About Tea Tree Essential Oil
IMPORTANT: All information on this page is provided for educational interest only. Nothing here is intended to make claims for any product sold by our company, including the product on this page. Your experiences with an essential oil may differ from any one else’s experiences and claims made by aromatherapists should not be relied upon as being accurate. We recommend using essential oils simply as a lifestyle choice, for enjoyment of their aromas. No information provided here is intended to be used for the diagnosis or treatment of any physical or mental illness. Please pay attention to the safety information provided below in order to insure that your experiences with this product are good ones.
The Tea Tree plant is a twenty foot evergreen that thrives in the swampy conditions of New South Wales, Australia. With needle-like leaves, its black and white bark is papery and its blooms are creamy white, yellow, or purple. To learn more about the botany of the Melaleuca genus, click herehttps://en.wikipedia.org/wiki/Melaleuca
Today, this oil is produced not only in Australia, but New Zealand and India as well. Although the quality of Australian Tea Tree essential oil is highly variable, we believe that the oils from New Zealand and India are not as good as the best Australian selections. Differences in the quality of Australian selections seems likely due to differences in the way in which the essential oil is produced and some distillers may not take as much care as others.
Tea Tree essential oil has a distinctive fresh, pungent and somewhat camphoraceous aroma with a slightly spicy note and lemony undertones. It blends well aromatically with lavender, clary sage, rosemary, pine, marjoram and many spice oils. It is difficult to blend with many floral notes, however, and can spoil the aroma of a blend if too much is used.
The energy of Tea Tree essential oil has been described as Warm and Dry and some aromatherapists have claimed that its aroma helps to promote a positive outlook and strengthen the spirit.

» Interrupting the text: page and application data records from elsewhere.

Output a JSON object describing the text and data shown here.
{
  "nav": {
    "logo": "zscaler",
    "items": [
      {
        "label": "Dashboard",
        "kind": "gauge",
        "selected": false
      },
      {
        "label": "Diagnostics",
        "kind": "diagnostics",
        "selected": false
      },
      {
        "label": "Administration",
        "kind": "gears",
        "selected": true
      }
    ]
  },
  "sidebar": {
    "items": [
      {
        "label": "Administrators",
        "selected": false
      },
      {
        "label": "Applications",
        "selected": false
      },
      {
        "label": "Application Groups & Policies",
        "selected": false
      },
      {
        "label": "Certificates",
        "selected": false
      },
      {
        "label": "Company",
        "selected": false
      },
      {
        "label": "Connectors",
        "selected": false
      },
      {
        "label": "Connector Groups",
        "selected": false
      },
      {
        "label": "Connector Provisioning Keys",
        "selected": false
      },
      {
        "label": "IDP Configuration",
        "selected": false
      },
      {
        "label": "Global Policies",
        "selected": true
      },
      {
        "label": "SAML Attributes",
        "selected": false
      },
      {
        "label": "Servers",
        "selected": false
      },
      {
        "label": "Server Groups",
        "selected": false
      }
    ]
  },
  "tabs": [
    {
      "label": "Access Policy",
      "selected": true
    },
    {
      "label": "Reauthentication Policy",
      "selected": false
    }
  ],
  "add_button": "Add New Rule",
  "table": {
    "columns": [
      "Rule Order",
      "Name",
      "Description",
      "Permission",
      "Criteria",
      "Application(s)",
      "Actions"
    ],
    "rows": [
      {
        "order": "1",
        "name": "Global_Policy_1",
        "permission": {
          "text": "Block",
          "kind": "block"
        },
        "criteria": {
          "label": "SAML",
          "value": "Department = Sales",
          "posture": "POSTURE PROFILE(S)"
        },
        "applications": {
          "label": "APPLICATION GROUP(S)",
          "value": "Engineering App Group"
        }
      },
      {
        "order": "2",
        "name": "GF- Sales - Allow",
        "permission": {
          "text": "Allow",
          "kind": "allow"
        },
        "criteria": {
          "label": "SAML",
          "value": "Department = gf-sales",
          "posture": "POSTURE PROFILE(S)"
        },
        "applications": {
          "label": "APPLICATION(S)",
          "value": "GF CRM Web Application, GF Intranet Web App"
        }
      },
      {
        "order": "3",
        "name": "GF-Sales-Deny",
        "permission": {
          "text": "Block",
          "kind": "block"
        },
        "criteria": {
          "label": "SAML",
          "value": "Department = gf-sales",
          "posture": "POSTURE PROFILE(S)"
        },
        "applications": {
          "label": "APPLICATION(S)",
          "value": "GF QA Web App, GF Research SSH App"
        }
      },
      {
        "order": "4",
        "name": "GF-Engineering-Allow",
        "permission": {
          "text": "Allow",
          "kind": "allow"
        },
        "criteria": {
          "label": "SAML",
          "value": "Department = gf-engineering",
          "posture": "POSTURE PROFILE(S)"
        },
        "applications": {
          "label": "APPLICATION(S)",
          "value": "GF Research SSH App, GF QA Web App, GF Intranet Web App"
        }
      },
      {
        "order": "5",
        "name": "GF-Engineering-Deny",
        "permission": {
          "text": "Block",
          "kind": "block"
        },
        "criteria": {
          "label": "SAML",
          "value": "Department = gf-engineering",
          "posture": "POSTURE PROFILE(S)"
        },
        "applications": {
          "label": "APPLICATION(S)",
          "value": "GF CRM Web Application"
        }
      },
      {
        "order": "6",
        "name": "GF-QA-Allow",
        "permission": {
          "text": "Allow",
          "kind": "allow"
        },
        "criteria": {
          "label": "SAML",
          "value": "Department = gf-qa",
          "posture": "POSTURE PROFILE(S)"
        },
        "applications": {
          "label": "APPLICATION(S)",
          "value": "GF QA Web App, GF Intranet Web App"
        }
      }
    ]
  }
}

How to Use Tea Tree Essential Oil with Adults
The use of essential oils with children under16 years of age is a specialized topic; please consult an aromatherapy reference book or, better yet, a properly trained professional aromatherapist, before using essential oils with children (see www.naha.org for appropriate training standards for aromatherapists and for help in locating a professional aromatherapist).
Tea Tree essential oil is appropriate for both inhalation and use on the skin. For use on the skin, it should be diluted in vegetable oil or jojoba to a maximum concentration of 2.5%. To achieve this concentration, add 23 drops of the essential oil to one ounce of vegetable oil or jojoba. Tea Tree essential oil is not one we recommend for use in a bath, since some people may experience itching when using it this way; see Safety Considerations (below) for more information.
Historical uses of a plant and/or its essential oil are provided for educational interest only. They are not based on research and cannot be relied on as accurate. Essential oils do not always have the same actions as herbal preparations of the same plant and may carry greater risks than herbal preparations. Do not attempt to follow traditional/historical practices when using essential oils.
A medicinal tea made from the leaves and blossoms of the tea tree plant has been used by indigenous Australians for centuries and this is how the plant got its common name of Tea Tree.
Tea Tree Essential Oil is said to carry a small risk for skin sensitization. However, this is an essential oil that many people apply to the skin undiluted (bad idea!) and there have been frequent reports of skin sensitization and/or burns arising from this practice. Tea Tree Essential Oil should always be diluted in vegetable oil or jojoba to a maximum concentration of 2.5% before applying it to the skin. Some aromatherapists have cautioned against applying even diluted tea tree oil to burns, as it is believed that it may promote scarring.
Tea Tree Essential Oil has reportedly produced severe itching in some people when combined with heat, as in a hot bath, for example. For this reason, it’s best to avoid using this essential oil for bathing. Also, use no more than a single drop in a steam inhalation and avoid holding your face too close to the source of the steam.
Oxidized (spoiled) Tea Tree essential oil can be very irritating to the skin so be sure to store it tightly capped in a cool, dark, dry place and discard unused oil after one year.
Follow all general essential oil safety practices, which can be accessed by clicking the link below.
Essential Oil Safety Considerations